BEGIN MATERIAL FOR THIS EXERCISE
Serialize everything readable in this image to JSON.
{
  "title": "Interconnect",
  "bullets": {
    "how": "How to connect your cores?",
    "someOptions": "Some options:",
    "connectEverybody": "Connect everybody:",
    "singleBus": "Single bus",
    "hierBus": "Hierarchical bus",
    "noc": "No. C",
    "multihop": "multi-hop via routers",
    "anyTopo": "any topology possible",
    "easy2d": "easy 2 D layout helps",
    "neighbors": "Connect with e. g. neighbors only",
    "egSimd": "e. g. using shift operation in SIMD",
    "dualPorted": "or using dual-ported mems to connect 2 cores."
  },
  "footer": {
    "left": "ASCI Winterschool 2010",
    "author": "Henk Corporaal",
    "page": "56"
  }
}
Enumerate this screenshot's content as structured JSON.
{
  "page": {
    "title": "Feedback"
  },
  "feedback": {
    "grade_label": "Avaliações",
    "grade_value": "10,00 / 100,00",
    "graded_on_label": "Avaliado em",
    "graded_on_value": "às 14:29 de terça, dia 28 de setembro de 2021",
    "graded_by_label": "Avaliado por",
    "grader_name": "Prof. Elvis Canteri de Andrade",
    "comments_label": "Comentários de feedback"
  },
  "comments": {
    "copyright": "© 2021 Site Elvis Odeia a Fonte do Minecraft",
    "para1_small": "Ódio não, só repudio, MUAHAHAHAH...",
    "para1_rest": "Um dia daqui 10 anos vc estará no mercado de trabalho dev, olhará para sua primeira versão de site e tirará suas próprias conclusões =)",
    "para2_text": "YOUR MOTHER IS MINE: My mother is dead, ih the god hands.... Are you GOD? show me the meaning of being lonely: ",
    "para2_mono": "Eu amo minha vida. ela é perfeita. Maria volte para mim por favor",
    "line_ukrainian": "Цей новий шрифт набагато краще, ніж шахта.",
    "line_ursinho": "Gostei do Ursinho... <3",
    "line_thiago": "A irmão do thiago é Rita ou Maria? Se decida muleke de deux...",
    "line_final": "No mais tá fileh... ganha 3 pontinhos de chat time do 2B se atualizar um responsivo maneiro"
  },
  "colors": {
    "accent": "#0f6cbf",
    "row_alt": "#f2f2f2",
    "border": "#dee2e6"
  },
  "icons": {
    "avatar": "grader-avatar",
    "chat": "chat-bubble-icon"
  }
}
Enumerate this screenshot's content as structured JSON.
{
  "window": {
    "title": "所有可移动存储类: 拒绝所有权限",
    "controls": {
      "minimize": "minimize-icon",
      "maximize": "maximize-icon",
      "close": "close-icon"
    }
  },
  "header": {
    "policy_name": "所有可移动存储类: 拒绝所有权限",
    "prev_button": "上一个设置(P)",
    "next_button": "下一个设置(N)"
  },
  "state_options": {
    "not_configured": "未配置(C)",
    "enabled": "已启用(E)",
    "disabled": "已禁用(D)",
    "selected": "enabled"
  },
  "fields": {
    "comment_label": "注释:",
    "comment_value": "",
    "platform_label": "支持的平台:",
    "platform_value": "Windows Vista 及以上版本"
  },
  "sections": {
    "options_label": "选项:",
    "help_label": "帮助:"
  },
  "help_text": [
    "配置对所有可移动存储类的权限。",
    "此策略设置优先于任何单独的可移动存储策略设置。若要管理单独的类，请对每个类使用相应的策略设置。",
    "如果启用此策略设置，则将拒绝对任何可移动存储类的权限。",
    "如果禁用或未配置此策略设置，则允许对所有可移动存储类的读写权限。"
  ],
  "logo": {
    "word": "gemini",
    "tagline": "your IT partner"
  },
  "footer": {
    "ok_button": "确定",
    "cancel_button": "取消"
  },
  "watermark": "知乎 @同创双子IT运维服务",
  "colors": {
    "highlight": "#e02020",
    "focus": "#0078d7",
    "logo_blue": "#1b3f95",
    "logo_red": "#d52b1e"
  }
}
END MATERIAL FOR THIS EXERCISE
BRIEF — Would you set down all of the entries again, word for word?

RESULT OF THIS EXERCISE —
Serialize everything readable in this image to JSON.
{
  "title": "Interconnect",
  "bullets": {
    "how": "How to connect your cores?",
    "someOptions": "Some options:",
    "connectEverybody": "Connect everybody:",
    "singleBus": "Single bus",
    "hierBus": "Hierarchical bus",
    "noc": "No. C",
    "multihop": "multi-hop via routers",
    "anyTopo": "any topology possible",
    "easy2d": "easy 2 D layout helps",
    "neighbors": "Connect with e. g. neighbors only",
    "egSimd": "e. g. using shift operation in SIMD",
    "dualPorted": "or using dual-ported mems to connect 2 cores."
  },
  "footer": {
    "left": "ASCI Winterschool 2010",
    "author": "Henk Corporaal",
    "page": "56"
  }
}
Enumerate this screenshot's content as structured JSON.
{
  "page": {
    "title": "Feedback"
  },
  "feedback": {
    "grade_label": "Avaliações",
    "grade_value": "10,00 / 100,00",
    "graded_on_label": "Avaliado em",
    "graded_on_value": "às 14:29 de terça, dia 28 de setembro de 2021",
    "graded_by_label": "Avaliado por",
    "grader_name": "Prof. Elvis Canteri de Andrade",
    "comments_label": "Comentários de feedback"
  },
  "comments": {
    "copyright": "© 2021 Site Elvis Odeia a Fonte do Minecraft",
    "para1_small": "Ódio não, só repudio, MUAHAHAHAH...",
    "para1_rest": "Um dia daqui 10 anos vc estará no mercado de trabalho dev, olhará para sua primeira versão de site e tirará suas próprias conclusões =)",
    "para2_text": "YOUR MOTHER IS MINE: My mother is dead, ih the god hands.... Are you GOD? show me the meaning of being lonely: ",
    "para2_mono": "Eu amo minha vida. ela é perfeita. Maria volte para mim por favor",
    "line_ukrainian": "Цей новий шрифт набагато краще, ніж шахта.",
    "line_ursinho": "Gostei do Ursinho... <3",
    "line_thiago": "A irmão do thiago é Rita ou Maria? Se decida muleke de deux...",
    "line_final": "No mais tá fileh... ganha 3 pontinhos de chat time do 2B se atualizar um responsivo maneiro"
  },
  "colors": {
    "accent": "#0f6cbf",
    "row_alt": "#f2f2f2",
    "border": "#dee2e6"
  },
  "icons": {
    "avatar": "grader-avatar",
    "chat": "chat-bubble-icon"
  }
}
Enumerate this screenshot's content as structured JSON.
{
  "window": {
    "title": "所有可移动存储类: 拒绝所有权限",
    "controls": {
      "minimize": "minimize-icon",
      "maximize": "maximize-icon",
      "close": "close-icon"
    }
  },
  "header": {
    "policy_name": "所有可移动存储类: 拒绝所有权限",
    "prev_button": "上一个设置(P)",
    "next_button": "下一个设置(N)"
  },
  "state_options": {
    "not_configured": "未配置(C)",
    "enabled": "已启用(E)",
    "disabled": "已禁用(D)",
    "selected": "enabled"
  },
  "fields": {
    "comment_label": "注释:",
    "comment_value": "",
    "platform_label": "支持的平台:",
    "platform_value": "Windows Vista 及以上版本"
  },
  "sections": {
    "options_label": "选项:",
    "help_label": "帮助:"
  },
  "help_text": [
    "配置对所有可移动存储类的权限。",
    "此策略设置优先于任何单独的可移动存储策略设置。若要管理单独的类，请对每个类使用相应的策略设置。",
    "如果启用此策略设置，则将拒绝对任何可移动存储类的权限。",
    "如果禁用或未配置此策略设置，则允许对所有可移动存储类的读写权限。"
  ],
  "logo": {
    "word": "gemini",
    "tagline": "your IT partner"
  },
  "footer": {
    "ok_button": "确定",
    "cancel_button": "取消"
  },
  "watermark": "知乎 @同创双子IT运维服务",
  "colors": {
    "highlight": "#e02020",
    "focus": "#0078d7",
    "logo_blue": "#1b3f95",
    "logo_red": "#d52b1e"
  }
}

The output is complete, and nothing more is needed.